Ruto has said he had only reallocated the duties falling under Stephen Mutai after parting ways with him politically.
"I am not sending him home but I want to ensure that duties are done, therefore, I have appointed a person to handle what Mr Mutai used to do because he has deserted duty and is busy campaigning to unseat me," said the governor.
Mr Ruto accused Mutai of deserting duty for the past one-and-a-half years and now allegedly engaging in Jubilee nomination politics ahead of the August election.
Ruto's apparent about-turn appeared to have been prompted by local leaders' accusations that he was assuming powers that do not belong to him.
Leading the onslaught against him was Senator Wilfred Lesan, who said the governor's decision to appoint an acting deputy governor was against the law and could be grounds for removing him (Ruto) from office.
"Ruto has no powers to kick out his deputy. The law is clear that the Senate can initiate the removal of the deputy governor or he can be sacked through an impeachment, but governors cannot just wake up one morning and remove the deputy governor," Prof Lesan said.
The senator accused Ruto of witch hunting his opponents and asked him to respect other people's rights.
"It is everyone's right to take a political stand and, therefore, Governor Ruto should not victimise his deputy for supporting Jubilee," said Lesan.

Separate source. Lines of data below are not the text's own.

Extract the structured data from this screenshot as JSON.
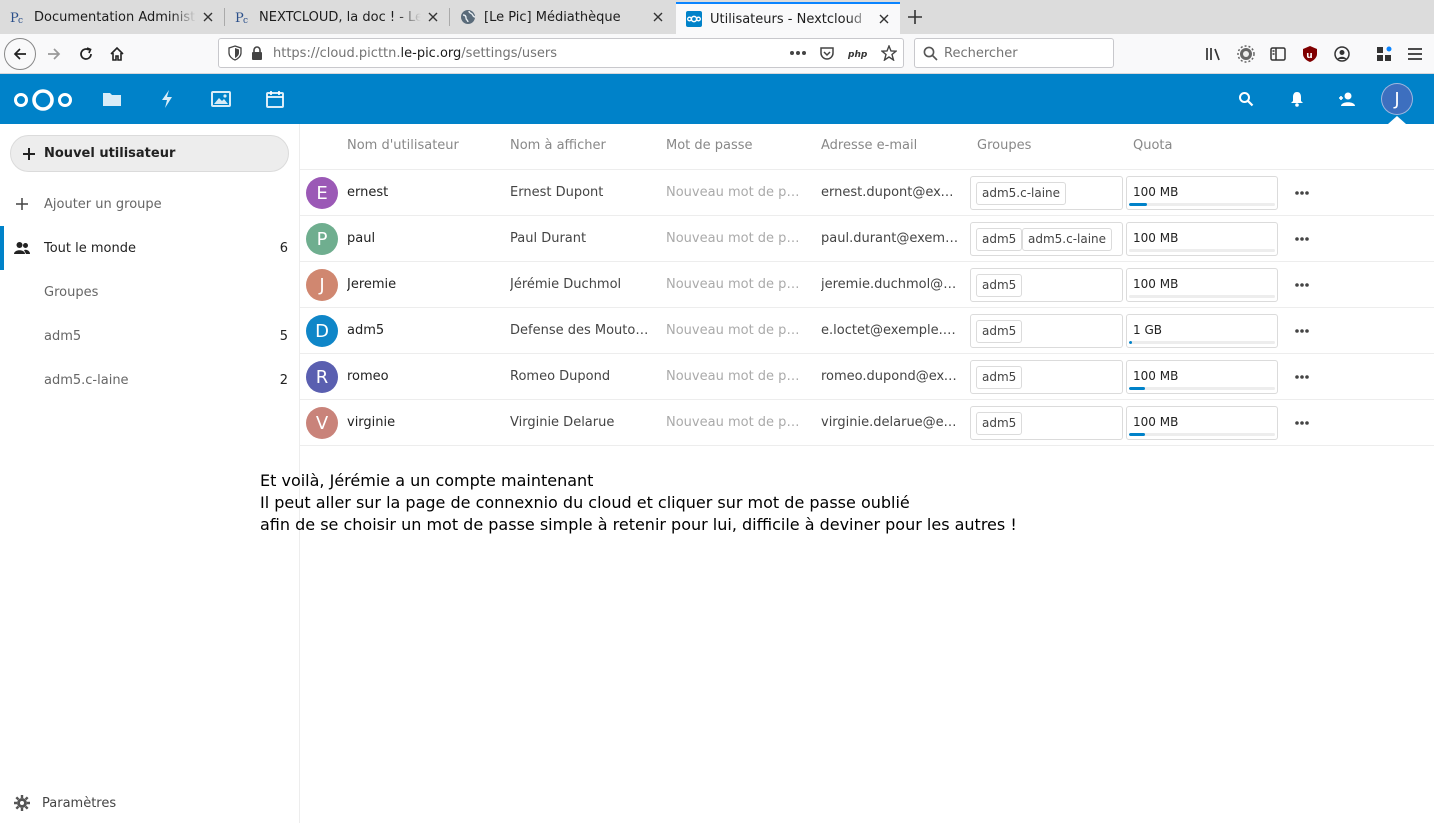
{
  "browser": {
    "tabs": [
      {
        "title": "Documentation Administra",
        "favicon": "lepic-favicon",
        "active": false
      },
      {
        "title": "NEXTCLOUD, la doc ! - Le Pic",
        "favicon": "lepic-favicon",
        "active": false
      },
      {
        "title": "[Le Pic] Médiathèque",
        "favicon": "globe-favicon",
        "active": false
      },
      {
        "title": "Utilisateurs - Nextcloud",
        "favicon": "nextcloud-favicon",
        "active": true
      }
    ],
    "url_prefix": "https://cloud.picttn.",
    "url_domain": "le-pic.org",
    "url_path": "/settings/users",
    "search_placeholder": "Rechercher",
    "accent_color": "#0a84ff"
  },
  "nextcloud": {
    "brand_color": "#0082c9",
    "header_avatar_initial": "J"
  },
  "sidebar": {
    "new_user_label": "Nouvel utilisateur",
    "add_group_label": "Ajouter un groupe",
    "everyone": {
      "label": "Tout le monde",
      "count": "6"
    },
    "groups_caption": "Groupes",
    "groups": [
      {
        "label": "adm5",
        "count": "5"
      },
      {
        "label": "adm5.c-laine",
        "count": "2"
      }
    ],
    "settings_label": "Paramètres"
  },
  "table": {
    "headers": {
      "username": "Nom d'utilisateur",
      "display_name": "Nom à afficher",
      "password": "Mot de passe",
      "email": "Adresse e-mail",
      "groups": "Groupes",
      "quota": "Quota"
    },
    "password_placeholder": "Nouveau mot de passe",
    "users": [
      {
        "initial": "E",
        "avatar_color": "#9b59b6",
        "username": "ernest",
        "display_name": "Ernest Dupont",
        "email": "ernest.dupont@exe …",
        "groups": [
          "adm5.c-laine"
        ],
        "quota": "100 MB",
        "usage": 0.12
      },
      {
        "initial": "P",
        "avatar_color": "#6fae8f",
        "username": "paul",
        "display_name": "Paul Durant",
        "email": "paul.durant@exemp …",
        "groups": [
          "adm5",
          "adm5.c-laine"
        ],
        "quota": "100 MB",
        "usage": 0.0
      },
      {
        "initial": "J",
        "avatar_color": "#d08770",
        "username": "Jeremie",
        "display_name": "Jérémie Duchmol",
        "email": "jeremie.duchmol@e …",
        "groups": [
          "adm5"
        ],
        "quota": "100 MB",
        "usage": 0.0
      },
      {
        "initial": "D",
        "avatar_color": "#0f86c8",
        "username": "adm5",
        "display_name": "Defense des Mouton…",
        "email": "e.loctet@exemple.com",
        "groups": [
          "adm5"
        ],
        "quota": "1 GB",
        "usage": 0.02
      },
      {
        "initial": "R",
        "avatar_color": "#5a5fb0",
        "username": "romeo",
        "display_name": "Romeo Dupond",
        "email": "romeo.dupond@exe …",
        "groups": [
          "adm5"
        ],
        "quota": "100 MB",
        "usage": 0.11
      },
      {
        "initial": "V",
        "avatar_color": "#c9837a",
        "username": "virginie",
        "display_name": "Virginie Delarue",
        "email": "virginie.delarue@ex …",
        "groups": [
          "adm5"
        ],
        "quota": "100 MB",
        "usage": 0.11
      }
    ]
  },
  "annotation": {
    "line1": "Et voilà, Jérémie a un compte maintenant",
    "line2": "Il peut aller sur la page de connexnio du cloud et cliquer sur mot de passe oublié",
    "line3": "afin de se choisir un mot de passe simple à retenir pour lui, difficile à deviner pour les autres !"
  }
}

Speaking in Bomet town during a belated International Women's Day function, Ruto said the absence of his deputy and the fact that Mutai had shifted base gave him an opportunity to pick another running mate.
Mutai on Tuesday dismissed his alleged sacking, saying the process of removing a deputy governor from office was stipulated in the Constitution and had not been followed.